In his gospel, Mark tells us that Jesus leads his three chief disciples up onto a mountain where his appearance changes. He is accompanied by two unlikely figures, long dead: Moses and Elijah, who (some scholars tell us) represent the Law and the Prophets. But here, something else is at work. They are talking to Jesus. Mark does not say what they were discussing, but Luke tells us they were talking about his departure, his Passover, “which he was to accomplish in Jerusalem” [Luke 9:31]. They were talking about his coming death. A sacrificial death.
A cloud covers the scene, and the disciples hear a voice telling them to listen to Jesus, who is the beloved Son. But listen to what? In each case, the account is preceded and followed by Jesus’ predictions of his passion and death, and here, in Mark, his resurrection.

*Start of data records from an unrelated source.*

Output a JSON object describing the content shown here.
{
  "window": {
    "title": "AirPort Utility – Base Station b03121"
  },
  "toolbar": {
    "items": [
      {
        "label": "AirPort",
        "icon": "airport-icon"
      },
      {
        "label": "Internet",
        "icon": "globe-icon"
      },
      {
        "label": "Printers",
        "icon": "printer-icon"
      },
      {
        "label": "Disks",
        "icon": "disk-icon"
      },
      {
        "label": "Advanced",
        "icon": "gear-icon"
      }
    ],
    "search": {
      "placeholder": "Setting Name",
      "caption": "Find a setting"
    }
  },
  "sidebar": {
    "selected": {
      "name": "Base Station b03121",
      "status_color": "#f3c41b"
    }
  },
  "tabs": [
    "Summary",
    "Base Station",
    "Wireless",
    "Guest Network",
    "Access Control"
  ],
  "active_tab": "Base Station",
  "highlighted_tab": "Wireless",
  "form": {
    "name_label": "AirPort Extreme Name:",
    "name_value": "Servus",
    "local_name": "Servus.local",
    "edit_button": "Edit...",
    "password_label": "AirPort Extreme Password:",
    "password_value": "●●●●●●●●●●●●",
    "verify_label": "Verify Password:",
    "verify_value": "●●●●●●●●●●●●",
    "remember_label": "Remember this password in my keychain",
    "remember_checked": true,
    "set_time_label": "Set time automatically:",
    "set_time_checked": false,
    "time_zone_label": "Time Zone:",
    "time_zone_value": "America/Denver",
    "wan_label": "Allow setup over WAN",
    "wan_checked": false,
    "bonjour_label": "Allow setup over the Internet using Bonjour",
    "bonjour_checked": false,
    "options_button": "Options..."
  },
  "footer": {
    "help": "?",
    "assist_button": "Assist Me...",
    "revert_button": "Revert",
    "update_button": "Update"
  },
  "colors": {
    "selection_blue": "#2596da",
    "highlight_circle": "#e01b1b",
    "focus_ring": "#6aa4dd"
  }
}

The whole mysterious scene is set in the context of the great covenant promises of God, a covenant which was announced on the tops of mountains amid clouds, and glory, and heavenly voices that terrified their hearers. Those great figures of the past who were most identified with the mountain visions of God Almighty were Moses, who encountered the all-holy God on Horeb and Sinai, and Elijah, who seeks refuge on Mount Carmel, where God appears to him in a mysterious, whispering voice. Moses and Elijah are the great eschatological figures of the Ancient Covenant, whose own deaths are not only clouded in mystery, but according to the ancient promises were to reappear before the Day of the Lord. That Jesus appears between them has less to do with Law and Prophets than it does with Revelation: here is the final prophet, the one whose appearance inaugurates the Reign of God. Listen to him!
Jesus tells his disciples that he must go to Jerusalem and there he must die. And in that death will be accomplished the inauguration of God’s reign, the salvation of the world. There is no way to glory around the mystery of suffering and death, but only through it, including the death of the innocent, even the death of children. In the death of this divine Child, all such deaths are taken up and ransomed. And we are to listen to him. What he tells us may be disturbing. But in each version of the Transfiguration, Jesus has just told his disciples, “If anyone would come after me, let him deny himself, and take up his cross, and follow me” [Mark 8:34].
Abraham listened to the voice of God and proved his faith. The disciples listened to the voice of God and learned to believe. And we, in our turn, are challenged to listen to the voice of God and transform our lives.
My personal hobbies are reading, listening to music, and silence. —Edith Sitwell